Section 2(k) of the Asylum Act identifies persons with special needs as including “unaccompanied children or vulnerable persons, in particular, minor, elderly, disabled persons, pregnant women, single parents raising minor children or persons suffering from torture, rape or any other grave form of psychological, physical or sexual violence.”
Furthermore, the Asylum Act provides that in case of persons requiring special treatment, due consideration shall be given to their specific needs. Persons with special needs – if needed with respect to the person’s individual situation and based on the medical specialist's opinion – shall be eligible to additional free of charge health care services, rehabilitation, psychological and clinical psychological care or psychotherapeutic treatment required by the person’s state of health.
It is the duty of the NDGAP to ascertain whether the rules applying to vulnerable asylum seekers are applicable to the individual circumstances of the asylum seeker. In case of doubt, the NDGAP might request expert assistance by a doctor or a psychologist. There is no protocol, however, for identifying vulnerable asylum seekers upon reception therefore, it depends very much on the actual asylum officer whether the special needs of a particular asylum seeker are identified at the beginning or in the course of the procedure at all (see Identification). However, since asylum seekers principally enter the transit zones and stay there during the entire asylum procedure, as of March 2017, there has been only exceptional cases when asylum seekers were accommodated in open reception facilities.
The HHC is aware of the case of a disabled woman who received special treatment in Vámosszabadi in 2018. She was provided a flexible toilet placed in her room and a personal nurse assisting her on a daily basis until August 2018. According to the Menedék Association, in addition to that a nurse (besides the doctor and the nurse present in the camp) and a physiotherapist visited her two times a week. In 2019, a lethally ill child and her family members were also placed here after having spent more than 3 months in the transit zone. According to the Menedék Association despite of the nurse being helpful and cooperative the leadership of the reception facility were not inclined to effectively cooperate regarding the treatment of the child. The intercultural mediator of the NGO accompanied the family to check-ups taking place in Budapest, however the family left the camp in the beginning of August. In Vámosszabadi the family having a baby asked for a feeding-bottle and an electric kettle but as the facility could not provide these, the Menedék Association supplied the necessary equipment to them.

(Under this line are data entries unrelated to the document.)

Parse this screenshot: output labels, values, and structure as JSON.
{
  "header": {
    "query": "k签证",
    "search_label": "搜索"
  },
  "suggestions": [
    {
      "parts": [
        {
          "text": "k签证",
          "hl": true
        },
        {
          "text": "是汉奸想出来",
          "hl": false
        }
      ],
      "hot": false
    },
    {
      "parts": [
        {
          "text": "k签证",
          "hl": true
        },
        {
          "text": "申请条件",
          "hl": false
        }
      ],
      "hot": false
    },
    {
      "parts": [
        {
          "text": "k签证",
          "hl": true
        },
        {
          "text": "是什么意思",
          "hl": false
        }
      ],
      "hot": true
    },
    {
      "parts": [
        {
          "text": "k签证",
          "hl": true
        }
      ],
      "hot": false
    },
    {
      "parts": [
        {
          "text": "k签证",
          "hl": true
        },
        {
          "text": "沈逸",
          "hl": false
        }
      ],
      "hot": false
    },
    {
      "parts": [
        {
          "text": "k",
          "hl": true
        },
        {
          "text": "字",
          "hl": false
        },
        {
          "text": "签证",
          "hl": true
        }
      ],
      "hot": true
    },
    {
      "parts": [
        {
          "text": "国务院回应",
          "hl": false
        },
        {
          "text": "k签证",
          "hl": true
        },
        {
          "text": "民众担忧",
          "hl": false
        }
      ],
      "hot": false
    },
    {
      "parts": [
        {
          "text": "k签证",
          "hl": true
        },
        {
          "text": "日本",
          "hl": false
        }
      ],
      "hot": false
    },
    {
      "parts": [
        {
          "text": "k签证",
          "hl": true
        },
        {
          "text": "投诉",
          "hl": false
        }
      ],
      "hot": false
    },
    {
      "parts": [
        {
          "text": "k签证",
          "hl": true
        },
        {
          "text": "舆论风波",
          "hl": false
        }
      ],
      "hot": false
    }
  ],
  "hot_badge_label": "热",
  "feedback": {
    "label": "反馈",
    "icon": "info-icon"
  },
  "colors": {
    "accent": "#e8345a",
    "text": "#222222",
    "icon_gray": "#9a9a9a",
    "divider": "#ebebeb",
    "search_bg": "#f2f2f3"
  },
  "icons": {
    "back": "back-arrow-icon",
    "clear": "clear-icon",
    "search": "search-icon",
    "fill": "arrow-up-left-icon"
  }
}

Unaccompanied asylum-seeking children below the age of 14 are placed in special homes in Fót, designated specifically for unaccompanied children, where social and psychological services are available. However, it is the responsibility of the authorities to conduct an age assessment, and often their level of expertise is dubious at best (see section on Identification). If the assessment results in the person being considered either an adult or a child above fourteen, then this poses an obstacle to accessing the services that a child would need. In 2017, the HHC published its report “Best Interest Out of Sight – The Treatment of Asylum Seeking Children in Hungary”, detailing the problems facing child asylum seekers.
Hungary has no specific reception facility for vulnerable asylum seekers except for unaccompanied children. Single women, female-headed families, and victims of torture and rape, as well as gay, lesbian or transgender asylum seekers are accommodated in the same facilities as others, with no specific attention, while there are no protected corridors or houses. As of 1 January 2018, if the gender identity of the asylum seeker is different from his registered gender, this must be considered when providing him/her with accommodation at the reception centre.
Medical assistance for seriously mentally challenged persons is unresolved. Similarly, residents with drug or other type of addiction have no access to mainstream health care services.
 Section 4(3) Asylum Act.
 Section 34 Asylum Decree.
 Section 3(1)(2) Asylum Decree.
 Section 22 Asylum Decree.